In 2019, Blackberry Smoke worked with CURE to create a “Named Fund” called the Blackberry Smoke Fund. The goal is to focus the funds the band raises through the meet and greet packages and the annual Blackberry Smoke Ride for CURE for greatest impact. They felt they could do this best by working hand in hand with CURE.
As Blackberry Smoke was hosting meet and greets to raise money for research, another family across town was dealt a devasting blow. Another little girl, six-year-old Anna Charles (or “AC”) was recovering from a tonsillectomy. To her family’s shock, a blood test revealed she had leukemia.
Three days after her diagnosis, a mass of AML cells was discovered on her spine. She had emergency surgery to remove the mass, but it left her spine in shock – causing her to become paralyzed from her lower chest down. After four rounds of chemo, Anna Charles relapsed and began preparing for radiation and a bone marrow transplant. Unfortunately, her body began to shut down before the transplant could be scheduled. On September 16, 2018, Anna Charles passed away. Devastated by the loss of their beautiful little girl, AC’s family felt compelled to help other children facing the brutal disease.
“We have hope that one day there will be a cure for childhood cancer,” shared AC’s father, Benji. “Until that day comes, we are going to make sure that we do everything in our power to help find better treatments for all of our kids who are battling cancer.

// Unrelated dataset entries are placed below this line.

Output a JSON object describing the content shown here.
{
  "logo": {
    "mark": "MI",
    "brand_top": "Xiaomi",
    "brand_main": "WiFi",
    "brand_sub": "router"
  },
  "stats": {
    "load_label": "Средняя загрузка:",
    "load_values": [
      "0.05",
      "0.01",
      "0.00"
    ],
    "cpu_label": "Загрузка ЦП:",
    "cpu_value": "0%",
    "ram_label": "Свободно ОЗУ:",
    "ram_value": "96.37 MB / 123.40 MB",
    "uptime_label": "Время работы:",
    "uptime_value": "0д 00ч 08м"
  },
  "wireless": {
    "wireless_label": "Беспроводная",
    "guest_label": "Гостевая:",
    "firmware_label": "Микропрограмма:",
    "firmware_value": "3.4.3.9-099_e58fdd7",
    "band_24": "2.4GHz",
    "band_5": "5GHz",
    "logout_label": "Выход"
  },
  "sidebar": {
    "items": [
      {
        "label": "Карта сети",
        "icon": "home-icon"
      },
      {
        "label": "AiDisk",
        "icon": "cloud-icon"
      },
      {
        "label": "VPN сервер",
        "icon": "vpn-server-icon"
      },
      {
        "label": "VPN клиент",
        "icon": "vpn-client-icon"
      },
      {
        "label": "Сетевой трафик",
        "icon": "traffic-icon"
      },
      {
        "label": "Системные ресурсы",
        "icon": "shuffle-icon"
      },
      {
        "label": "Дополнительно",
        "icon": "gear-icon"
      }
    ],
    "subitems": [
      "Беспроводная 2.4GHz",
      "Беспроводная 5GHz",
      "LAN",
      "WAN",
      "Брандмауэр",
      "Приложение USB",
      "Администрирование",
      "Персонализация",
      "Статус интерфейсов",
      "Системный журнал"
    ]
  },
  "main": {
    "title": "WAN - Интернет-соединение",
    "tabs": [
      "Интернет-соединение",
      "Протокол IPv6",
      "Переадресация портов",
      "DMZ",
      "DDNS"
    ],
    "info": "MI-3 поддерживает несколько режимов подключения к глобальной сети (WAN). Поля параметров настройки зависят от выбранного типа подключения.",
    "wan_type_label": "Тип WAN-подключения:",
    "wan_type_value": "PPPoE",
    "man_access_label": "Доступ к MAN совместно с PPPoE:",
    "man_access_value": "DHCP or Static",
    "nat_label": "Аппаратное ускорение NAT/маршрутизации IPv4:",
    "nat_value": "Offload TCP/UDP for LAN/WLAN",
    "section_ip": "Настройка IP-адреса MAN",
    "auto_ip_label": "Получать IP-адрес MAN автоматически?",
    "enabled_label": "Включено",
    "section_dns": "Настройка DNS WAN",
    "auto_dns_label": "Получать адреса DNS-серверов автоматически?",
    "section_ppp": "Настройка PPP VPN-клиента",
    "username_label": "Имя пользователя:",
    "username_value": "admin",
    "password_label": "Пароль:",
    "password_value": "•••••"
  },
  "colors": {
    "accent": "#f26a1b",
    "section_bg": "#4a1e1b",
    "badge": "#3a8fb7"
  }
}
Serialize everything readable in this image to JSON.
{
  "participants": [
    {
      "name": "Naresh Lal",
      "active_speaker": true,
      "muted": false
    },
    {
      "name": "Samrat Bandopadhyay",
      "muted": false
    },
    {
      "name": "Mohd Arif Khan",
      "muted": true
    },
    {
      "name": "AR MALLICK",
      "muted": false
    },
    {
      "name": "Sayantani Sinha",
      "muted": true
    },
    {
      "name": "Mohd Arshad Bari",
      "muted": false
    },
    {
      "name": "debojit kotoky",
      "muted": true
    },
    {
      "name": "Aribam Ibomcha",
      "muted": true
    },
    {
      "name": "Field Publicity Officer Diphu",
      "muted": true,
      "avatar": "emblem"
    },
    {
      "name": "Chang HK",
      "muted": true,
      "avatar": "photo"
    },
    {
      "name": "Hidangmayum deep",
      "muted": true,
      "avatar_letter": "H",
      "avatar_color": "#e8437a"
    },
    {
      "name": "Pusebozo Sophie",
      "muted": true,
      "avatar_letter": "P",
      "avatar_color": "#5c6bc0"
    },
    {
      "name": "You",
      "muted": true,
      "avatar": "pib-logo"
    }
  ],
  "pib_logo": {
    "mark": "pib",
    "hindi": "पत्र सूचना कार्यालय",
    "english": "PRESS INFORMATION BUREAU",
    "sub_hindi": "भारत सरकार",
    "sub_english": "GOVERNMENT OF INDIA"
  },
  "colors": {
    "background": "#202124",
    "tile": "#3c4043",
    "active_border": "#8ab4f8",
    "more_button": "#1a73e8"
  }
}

They are all ours!”
AC’s family created the Anna Charles Hollis Fund at CURE to provide advance clinical research relating to acute myeloid leukemia.
“CURE’s Named Funds are a great way for families to create a legacy for their child or otherwise honor the journey they have endured,” explains CURE’s Executive Director, Kristin Connor. They allow us, as a childhood cancer community, to work together for greatest impact while honoring the children who fight this fight.”
If you’d like to learn about honoring a Childhood Cancer Hero through a Named Funds, please visit curechildhoodcancer.org/namedfunds or fill out the form below and we will be in touch.